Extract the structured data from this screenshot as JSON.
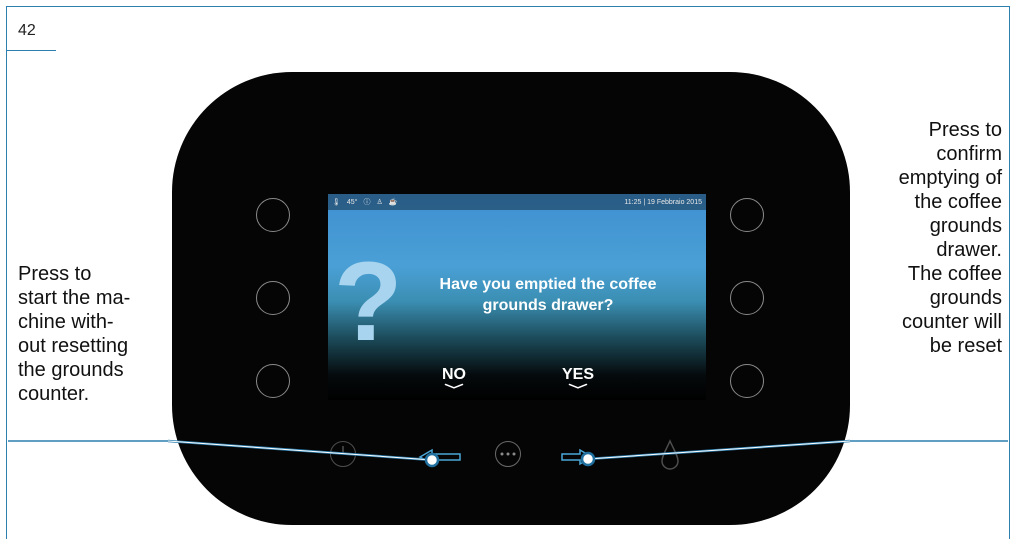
{
  "page_number": "42",
  "status_bar": {
    "left_text": "45°",
    "right_text": "11:25 | 19 Febbraio 2015"
  },
  "screen": {
    "question_line1": "Have you emptied the coffee",
    "question_line2": "grounds drawer?",
    "no_label": "NO",
    "yes_label": "YES"
  },
  "callouts": {
    "left": [
      "Press to",
      "start the ma-",
      "chine with-",
      "out resetting",
      "the grounds",
      "counter."
    ],
    "right": [
      "Press to",
      "confirm",
      "emptying of",
      "the coffee",
      "grounds",
      "drawer.",
      "The coffee",
      "grounds",
      "counter will",
      "be reset"
    ]
  },
  "icons": {
    "question": "question-mark-icon",
    "left_arrow": "left-arrow-icon",
    "right_arrow": "right-arrow-icon",
    "menu": "more-dots-icon",
    "power": "power-icon",
    "drop": "water-drop-icon"
  },
  "colors": {
    "accent": "#2d7fb0",
    "panel": "#050505",
    "screen_top": "#3f8fd0"
  }
}
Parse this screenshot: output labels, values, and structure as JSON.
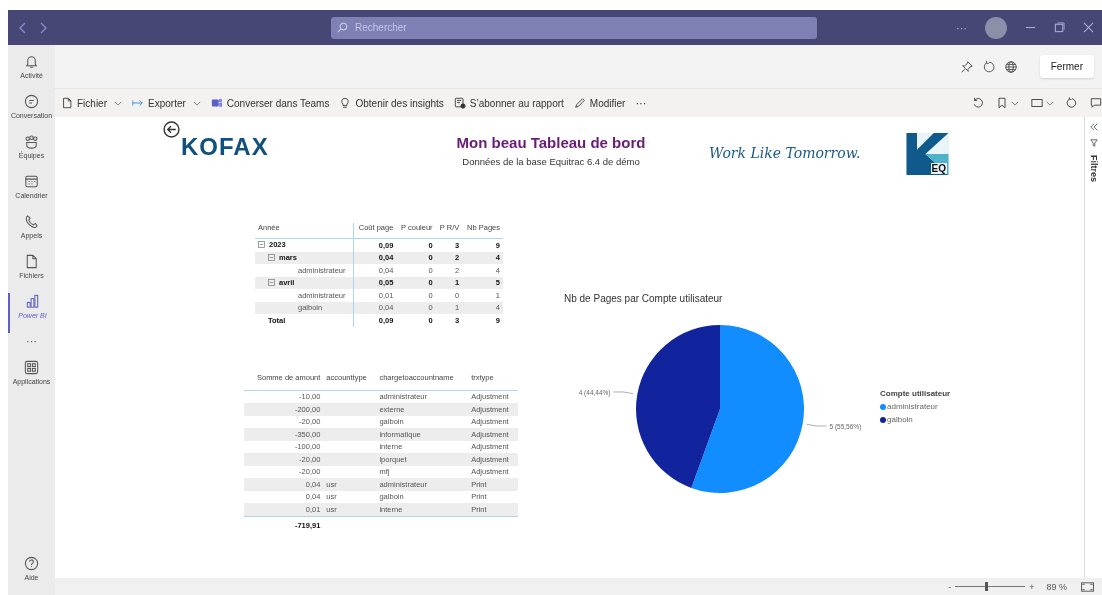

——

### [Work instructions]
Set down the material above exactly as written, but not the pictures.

### [Written reply]
Extract the structured data from this screenshot as JSON.
{
  "page_number": "42",
  "status_bar": {
    "left_text": "45°",
    "right_text": "11:25 | 19 Febbraio 2015"
  },
  "screen": {
    "question_line1": "Have you emptied the coffee",
    "question_line2": "grounds drawer?",
    "no_label": "NO",
    "yes_label": "YES"
  },
  "callouts": {
    "left": [
      "Press to",
      "start the ma-",
      "chine with-",
      "out resetting",
      "the grounds",
      "counter."
    ],
    "right": [
      "Press to",
      "confirm",
      "emptying of",
      "the coffee",
      "grounds",
      "drawer.",
      "The coffee",
      "grounds",
      "counter will",
      "be reset"
    ]
  },
  "icons": {
    "question": "question-mark-icon",
    "left_arrow": "left-arrow-icon",
    "right_arrow": "right-arrow-icon",
    "menu": "more-dots-icon",
    "power": "power-icon",
    "drop": "water-drop-icon"
  },
  "colors": {
    "accent": "#2d7fb0",
    "panel": "#050505",
    "screen_top": "#3f8fd0"
  }
}
Parse this screenshot: output labels, values, and structure as JSON.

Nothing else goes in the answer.